Photo: Pretty much an ever present in Lincs, waiting around every blind bend, humpback bridge, hedge, hidden field gate entrance. In the snow and ice the car drivers all stopped their needless jollies, the roads were empty for days barring commute traffic, but tractors kept about, doing what work they could do.
Photo: The King's Head thatched pub in the Bullring. Quiet, with a patio at the rear. Cycling is ok in the town environs, but quickly leads to hills..
Photo: An epic little hobby continues with the landlord of Old Nick's Tavern renovating sash windows, brick working, sanding, pointing, painting...
 Regular Live Music nights, which I get for free, living a few doors away..
Photo: An extensive aromatic licensed restaurant with excellent hygiene awards. The low ceiling beams are original in this dinky 17th century building.
Photo: A spring display from Heather's Flowers at the entrance to the town. Al Fresco Picnic fruit can always be purchased if the weather's nice.
Photo: A clean white paint job after the pastel yellow of the noughties. Bed and Breakfast, restaurant meals in the day and evenings, it's been For Sale for much of 2013..
Photo: Many of the husbands sneak a crafty pint in the evenings whilst waiting for their Chinese order at the licensed restaurant..
Open from 6pm, but closed on Tuesdays (as is the Bamboo Garden on the High St).
Photo: An extensive banqueting suite, and good food reports. But alas, failed to survive in the largest premises during austere times.
Photo: Cock fighting was banned in Victorian times, leading to Dog fights in the yard at the rear. A pub that's prospered from being at a junction of roads and being adopted by the Irish community, it's now a quiet regular, opposite Shakesbys & Bentons. Mentioned in annals as the start of farming festival parades, it's function room a hive for prominente meetings. It still does the Xmas Doos for many local companies.

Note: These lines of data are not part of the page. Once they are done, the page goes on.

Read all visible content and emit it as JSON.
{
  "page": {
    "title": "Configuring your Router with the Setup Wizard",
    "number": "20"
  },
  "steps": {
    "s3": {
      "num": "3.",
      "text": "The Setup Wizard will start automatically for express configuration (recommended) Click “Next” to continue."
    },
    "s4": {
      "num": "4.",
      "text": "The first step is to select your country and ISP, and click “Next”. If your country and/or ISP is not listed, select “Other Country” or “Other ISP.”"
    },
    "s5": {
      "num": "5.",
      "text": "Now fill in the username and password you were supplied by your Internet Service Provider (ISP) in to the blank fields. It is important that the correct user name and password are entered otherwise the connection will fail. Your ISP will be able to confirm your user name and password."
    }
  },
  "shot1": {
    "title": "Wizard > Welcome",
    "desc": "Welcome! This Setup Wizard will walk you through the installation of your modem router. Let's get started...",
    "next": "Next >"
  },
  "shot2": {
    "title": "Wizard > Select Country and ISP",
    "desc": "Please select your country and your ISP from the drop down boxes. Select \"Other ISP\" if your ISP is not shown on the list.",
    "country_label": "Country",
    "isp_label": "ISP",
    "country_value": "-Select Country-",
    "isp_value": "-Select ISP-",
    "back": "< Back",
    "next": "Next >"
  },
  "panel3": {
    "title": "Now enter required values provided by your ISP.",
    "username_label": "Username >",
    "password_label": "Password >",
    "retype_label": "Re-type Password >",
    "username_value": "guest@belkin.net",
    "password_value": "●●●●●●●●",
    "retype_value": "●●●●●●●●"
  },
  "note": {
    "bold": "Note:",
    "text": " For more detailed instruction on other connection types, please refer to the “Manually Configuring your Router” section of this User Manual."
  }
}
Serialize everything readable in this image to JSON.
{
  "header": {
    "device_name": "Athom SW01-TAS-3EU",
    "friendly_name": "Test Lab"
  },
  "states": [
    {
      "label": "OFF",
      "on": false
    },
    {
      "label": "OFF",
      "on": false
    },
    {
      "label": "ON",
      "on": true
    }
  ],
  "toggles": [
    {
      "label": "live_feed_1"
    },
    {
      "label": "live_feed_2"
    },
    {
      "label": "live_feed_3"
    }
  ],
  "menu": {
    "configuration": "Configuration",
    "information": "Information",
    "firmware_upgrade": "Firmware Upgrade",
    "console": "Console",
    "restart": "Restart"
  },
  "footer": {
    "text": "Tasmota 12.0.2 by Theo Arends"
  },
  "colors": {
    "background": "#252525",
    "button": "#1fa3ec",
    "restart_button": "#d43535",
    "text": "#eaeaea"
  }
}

Photo: An addition to the coffee shop's extensive menu at Crowders Garden Centre, the Redwood restaurant.